Aspen Eyes

Quaking Aspens (Populus tremuloides) are one of my favorite trees with their lovely bright green or yellow leaves and striking white bark, but perhaps their most appealing features are their enigmatic "eyes".

Quaking Aspen (Populus tremuloides) eye

Aspen eyes are actually dark markings on the main trunk where side branches used to be. Quaking Aspens have tall, straight, mostly unbranched lower trunks which they achieve through rigorous self-pruning.

Quaking Aspens (Populus tremuloides)

Quaking Aspens are shade-intolerant, and as these trees grow taller, they are in a constant race upwards for the sun with their close neighbors in the aspen grove. Their lower branches eventually become shaded, so the Quaking Aspens cut off the flow of sap to these lower branches, causing them to atrophy and fall off, leaving a dark eye where each self-pruned branch used to be. This allows the trees to only expend their limited energy on the more productive, sunlit upper branches.

Quaking Aspen (Populus tremuloides) eye

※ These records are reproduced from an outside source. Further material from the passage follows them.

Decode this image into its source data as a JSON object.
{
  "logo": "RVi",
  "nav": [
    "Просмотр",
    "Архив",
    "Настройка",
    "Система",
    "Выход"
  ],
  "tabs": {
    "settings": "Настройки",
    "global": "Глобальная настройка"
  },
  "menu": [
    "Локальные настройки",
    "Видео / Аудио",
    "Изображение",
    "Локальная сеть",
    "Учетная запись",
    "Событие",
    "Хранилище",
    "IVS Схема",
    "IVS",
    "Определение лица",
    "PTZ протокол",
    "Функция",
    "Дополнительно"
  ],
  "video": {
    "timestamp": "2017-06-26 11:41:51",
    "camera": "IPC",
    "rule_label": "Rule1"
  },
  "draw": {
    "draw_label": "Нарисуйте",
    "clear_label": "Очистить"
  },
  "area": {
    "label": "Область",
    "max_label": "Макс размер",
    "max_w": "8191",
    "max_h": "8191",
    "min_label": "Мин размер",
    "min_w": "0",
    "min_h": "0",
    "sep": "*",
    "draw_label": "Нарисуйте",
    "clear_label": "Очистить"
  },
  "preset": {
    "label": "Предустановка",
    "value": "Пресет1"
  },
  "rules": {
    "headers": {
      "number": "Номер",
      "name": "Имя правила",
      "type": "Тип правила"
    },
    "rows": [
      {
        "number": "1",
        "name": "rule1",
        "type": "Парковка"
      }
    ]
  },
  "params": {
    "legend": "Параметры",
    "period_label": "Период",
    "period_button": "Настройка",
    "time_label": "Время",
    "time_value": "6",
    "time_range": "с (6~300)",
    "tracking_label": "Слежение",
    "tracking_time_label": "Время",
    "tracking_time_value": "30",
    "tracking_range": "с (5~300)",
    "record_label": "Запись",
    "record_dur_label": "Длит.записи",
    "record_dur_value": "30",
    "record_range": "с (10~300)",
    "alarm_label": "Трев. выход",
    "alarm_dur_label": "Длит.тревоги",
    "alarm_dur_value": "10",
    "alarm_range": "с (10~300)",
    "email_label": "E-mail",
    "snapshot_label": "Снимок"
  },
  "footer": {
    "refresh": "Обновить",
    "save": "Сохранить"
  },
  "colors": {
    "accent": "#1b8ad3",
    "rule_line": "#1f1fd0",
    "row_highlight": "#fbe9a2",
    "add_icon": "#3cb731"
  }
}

Aspen eyes, like other anthropomorphic features found in nature, are quite intriguing and tend to spur the imagination. I think that aspen eyes have the blank, mysterious look of the ancient Egyptian Eye of Ra or the Eye of Providence symbol found on the US one dollar bill that has generated so many conspiracy theories.